Citation: Mao D, Zheng Y, Xu F, Han X and Zhao H (2022) HMGB1 in nervous system diseases: A common biomarker and potential therapeutic target. Front. Neurol. 13:1029891. doi: 10.3389/fneur.2022.1029891
Received: 28 August 2022; Accepted: 10 October 2022;
Published: 31 October 2022.
Edited by:Wael M. Y. Mohamed, International Islamic University Malaysia, Malaysia
Reviewed by:Alain Ndayisaba, Brigham and Women's Hospital and Harvard Medical School, United States
Jessika Suescun, University of Texas Health Science Center at Houston, United States
Copyright © 2022 Mao, Zheng, Xu, Han and Zhao. This is an open-access article distributed under the terms of the Creative Commons Attribution License (CC BY). The use, distribution or reproduction in other forums is permitted, provided the original author(s) and the copyright owner(s) are credited and that the original publication in this journal is cited, in accordance with accepted academic practice. No use, distribution or reproduction is permitted which does not comply with these terms.

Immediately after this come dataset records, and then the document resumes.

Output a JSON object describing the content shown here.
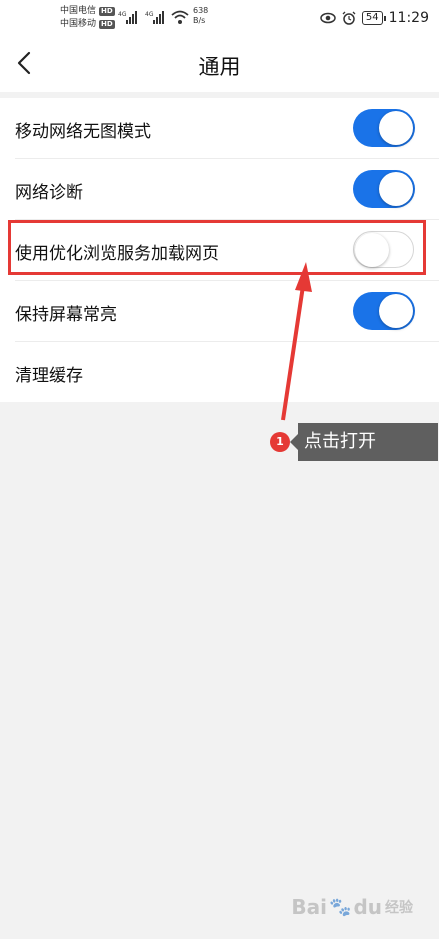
{
  "status_bar": {
    "carrier_1": "中国电信",
    "carrier_2": "中国移动",
    "hd_badge": "HD",
    "network_type": "4G",
    "speed_value": "638",
    "speed_unit": "B/s",
    "battery": "54",
    "time": "11:29"
  },
  "nav": {
    "back_icon": "chevron-left-icon",
    "title": "通用"
  },
  "settings": [
    {
      "label": "移动网络无图模式",
      "toggle": true
    },
    {
      "label": "网络诊断",
      "toggle": true
    },
    {
      "label": "使用优化浏览服务加载网页",
      "toggle": false
    },
    {
      "label": "保持屏幕常亮",
      "toggle": true
    },
    {
      "label": "清理缓存"
    }
  ],
  "annotation": {
    "step_number": "1",
    "text": "点击打开"
  },
  "watermark": {
    "brand": "Bai",
    "brand_suffix": "du",
    "cn": "经验"
  },
  "colors": {
    "toggle_on": "#1a73e8",
    "highlight": "#e53935",
    "tooltip_bg": "#5f5f5f"
  }
}
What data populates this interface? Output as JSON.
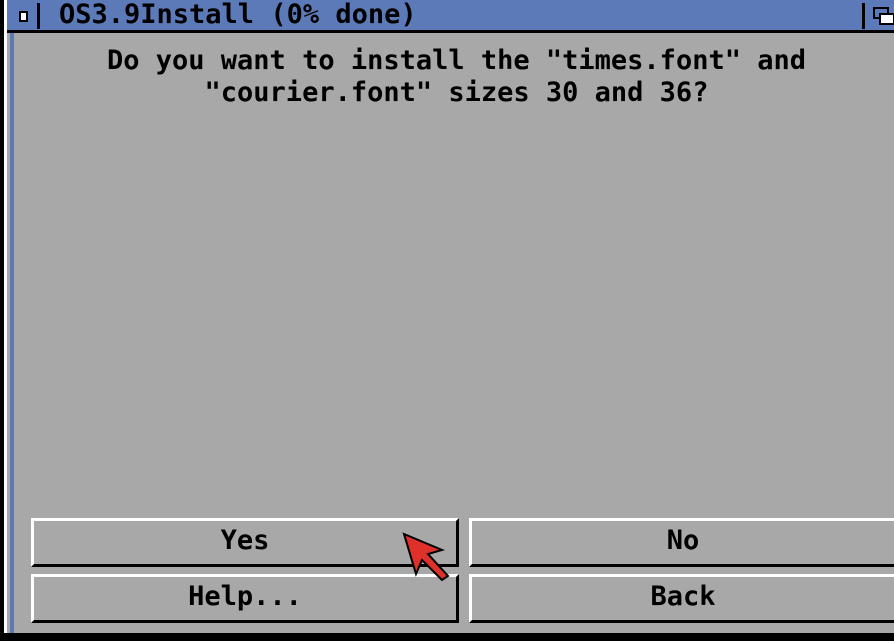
{
  "window": {
    "title": "OS3.9Install (0% done)"
  },
  "dialog": {
    "question_line1": "Do you want to install the \"times.font\" and",
    "question_line2": "\"courier.font\" sizes 30 and 36?"
  },
  "buttons": {
    "yes": "Yes",
    "no": "No",
    "help": "Help...",
    "back": "Back"
  },
  "colors": {
    "titlebar": "#5d7ab8",
    "background": "#a8a8a8",
    "pointer": "#e0302a"
  },
  "icons": {
    "close": "close-gadget-icon",
    "depth": "depth-gadget-icon",
    "pointer": "mouse-pointer-icon"
  }
}
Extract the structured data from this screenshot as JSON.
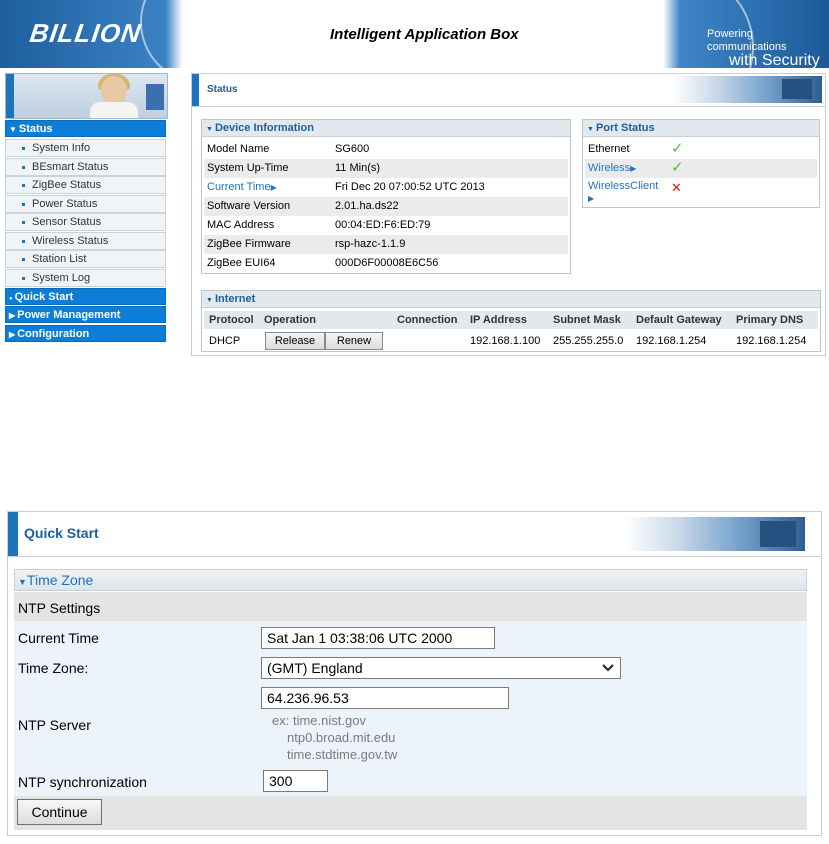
{
  "header": {
    "logo": "BILLION",
    "app_title": "Intelligent Application Box",
    "brand_line1": "Powering communications",
    "brand_line2": "with Security"
  },
  "sidebar": {
    "status_label": "Status",
    "status_items": [
      {
        "label": "System Info"
      },
      {
        "label": "BEsmart Status"
      },
      {
        "label": "ZigBee Status"
      },
      {
        "label": "Power Status"
      },
      {
        "label": "Sensor Status"
      },
      {
        "label": "Wireless Status"
      },
      {
        "label": "Station List"
      },
      {
        "label": "System Log"
      }
    ],
    "quick_start_label": "Quick Start",
    "power_mgmt_label": "Power Management",
    "configuration_label": "Configuration"
  },
  "status_page": {
    "title": "Status",
    "device_info": {
      "title": "Device Information",
      "rows": [
        {
          "label": "Model Name",
          "value": "SG600"
        },
        {
          "label": "System Up-Time",
          "value": "11 Min(s)"
        },
        {
          "label": "Current Time",
          "value": "Fri Dec 20 07:00:52 UTC 2013"
        },
        {
          "label": "Software Version",
          "value": "2.01.ha.ds22"
        },
        {
          "label": "MAC Address",
          "value": "00:04:ED:F6:ED:79"
        },
        {
          "label": "ZigBee Firmware",
          "value": "rsp-hazc-1.1.9"
        },
        {
          "label": "ZigBee EUI64",
          "value": "000D6F00008E6C56"
        }
      ]
    },
    "port_status": {
      "title": "Port Status",
      "ports": [
        {
          "label": "Ethernet",
          "state": "ok"
        },
        {
          "label": "Wireless",
          "state": "ok"
        },
        {
          "label": "WirelessClient",
          "state": "fail"
        }
      ]
    },
    "internet": {
      "title": "Internet",
      "headers": [
        "Protocol",
        "Operation",
        "Connection",
        "IP Address",
        "Subnet Mask",
        "Default Gateway",
        "Primary DNS"
      ],
      "row": {
        "protocol": "DHCP",
        "release_label": "Release",
        "renew_label": "Renew",
        "connection": "",
        "ip": "192.168.1.100",
        "mask": "255.255.255.0",
        "gateway": "192.168.1.254",
        "dns": "192.168.1.254"
      }
    }
  },
  "quick_start": {
    "title": "Quick Start",
    "section_title": "Time Zone",
    "ntp_settings_label": "NTP Settings",
    "current_time_label": "Current Time",
    "current_time_value": "Sat Jan  1 03:38:06 UTC 2000",
    "time_zone_label": "Time Zone:",
    "time_zone_value": "(GMT) England",
    "ntp_server_label": "NTP Server",
    "ntp_server_value": "64.236.96.53",
    "hint1": "ex: time.nist.gov",
    "hint2": "ntp0.broad.mit.edu",
    "hint3": "time.stdtime.gov.tw",
    "ntp_sync_label": "NTP synchronization",
    "ntp_sync_value": "300",
    "continue_label": "Continue"
  },
  "colors": {
    "accent": "#1e73be",
    "nav_active": "#0c7ed8",
    "ok": "#5fb84a",
    "fail": "#d82020"
  }
}
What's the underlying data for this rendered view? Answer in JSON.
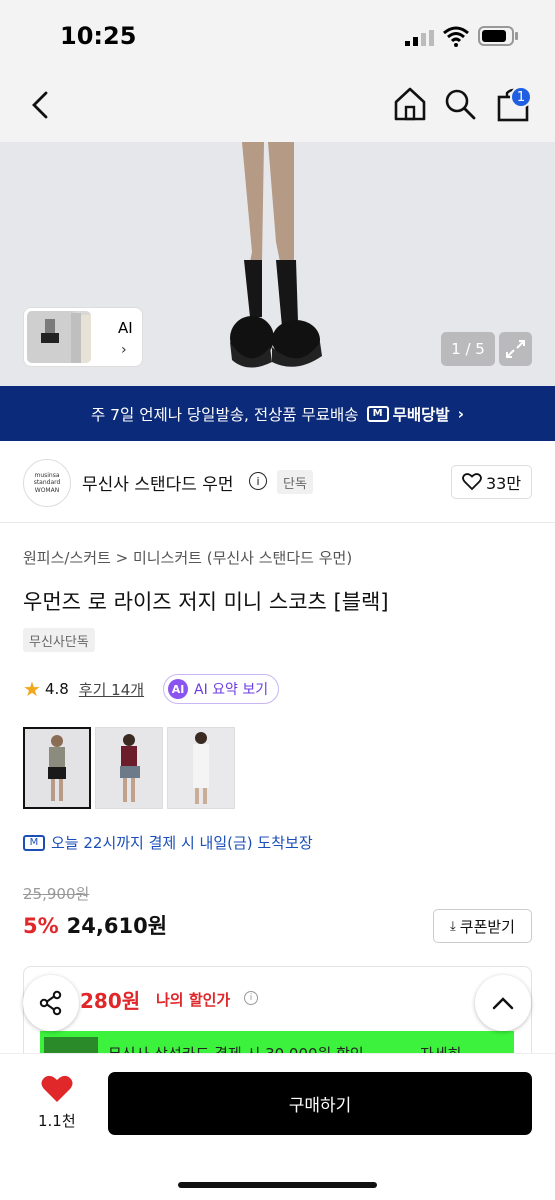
{
  "status": {
    "time": "10:25"
  },
  "nav": {
    "cart_count": "1"
  },
  "hero": {
    "thumb_label": "AI",
    "pager": "1 / 5"
  },
  "banner": {
    "text": "주 7일 언제나 당일발송, 전상품 무료배송",
    "badge": "무배당발",
    "m_icon": "M"
  },
  "brand": {
    "logo_text": "musinsa standard WOMAN",
    "name": "무신사 스탠다드 우먼",
    "tag": "단독",
    "likes": "33만"
  },
  "product": {
    "breadcrumb": "원피스/스커트 > 미니스커트 (무신사 스탠다드 우먼)",
    "title": "우먼즈 로 라이즈 저지 미니 스코츠 [블랙]",
    "exclusive": "무신사단독",
    "rating": "4.8",
    "reviews": "후기 14개",
    "ai_summary": "AI 요약 보기",
    "ai_badge": "AI"
  },
  "delivery": {
    "text": "오늘 22시까지 결제 시 내일(금) 도착보장",
    "m_icon": "M"
  },
  "price": {
    "original": "25,900원",
    "rate": "5%",
    "final": "24,610원",
    "coupon": "쿠폰받기"
  },
  "discount": {
    "amount": "280원",
    "label": "나의 할인가",
    "card_text": "무신사 삼성카드 결제 시 30,000원 할인",
    "more": "자세히"
  },
  "bottom": {
    "like_count": "1.1천",
    "buy": "구매하기"
  },
  "colors": {
    "accent_blue": "#0b2a7a",
    "sale_red": "#e0272a",
    "badge_blue": "#1f5fe0",
    "ai_purple": "#8a54f0"
  }
}
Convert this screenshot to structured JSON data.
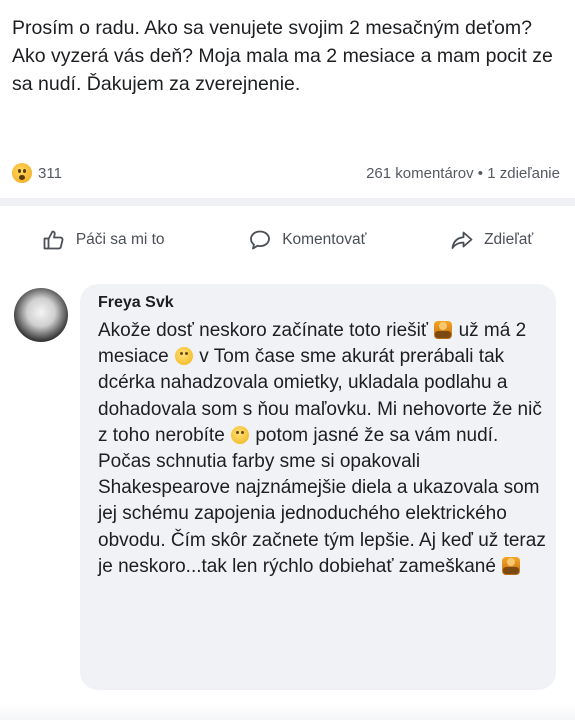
{
  "post": {
    "text": "Prosím o radu. Ako sa venujete svojim 2 mesačným deťom? Ako vyzerá vás deň? Moja mala ma 2 mesiace a mam pocit ze sa nudí. Ďakujem za zverejnenie."
  },
  "stats": {
    "reaction_icon": "haha-emoji-icon",
    "reaction_count": "311",
    "comments_shares": "261 komentárov • 1 zdieľanie"
  },
  "actions": {
    "like_label": "Páči sa mi to",
    "comment_label": "Komentovať",
    "share_label": "Zdieľať"
  },
  "comment": {
    "author": "Freya Svk",
    "segments": [
      "Akože dosť neskoro začínate toto riešiť ",
      " už má 2 mesiace ",
      " v Tom čase sme akurát prerábali tak dcérka nahadzovala omietky, ukladala podlahu a dohadovala som s ňou maľovku. Mi nehovorte že nič z toho nerobíte ",
      " potom jasné že sa vám nudí. Počas schnutia farby sme si opakovali Shakespearove najznámejšie diela a ukazovala som jej schému zapojenia jednoduchého elektrického obvodu. Čím skôr začnete tým lepšie. Aj keď už teraz je neskoro...tak len rýchlo dobiehať zameškané "
    ],
    "emoji_icons": [
      "shrug-emoji-icon",
      "smile-emoji-icon",
      "smile-emoji-icon",
      "shrug-emoji-icon"
    ]
  },
  "colors": {
    "text": "#1c1e21",
    "secondary": "#555a61",
    "bubble": "#f0f2f5",
    "divider": "#eceef1"
  }
}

*Correspondence: Hongyang Zhao, firstname.lastname@example.org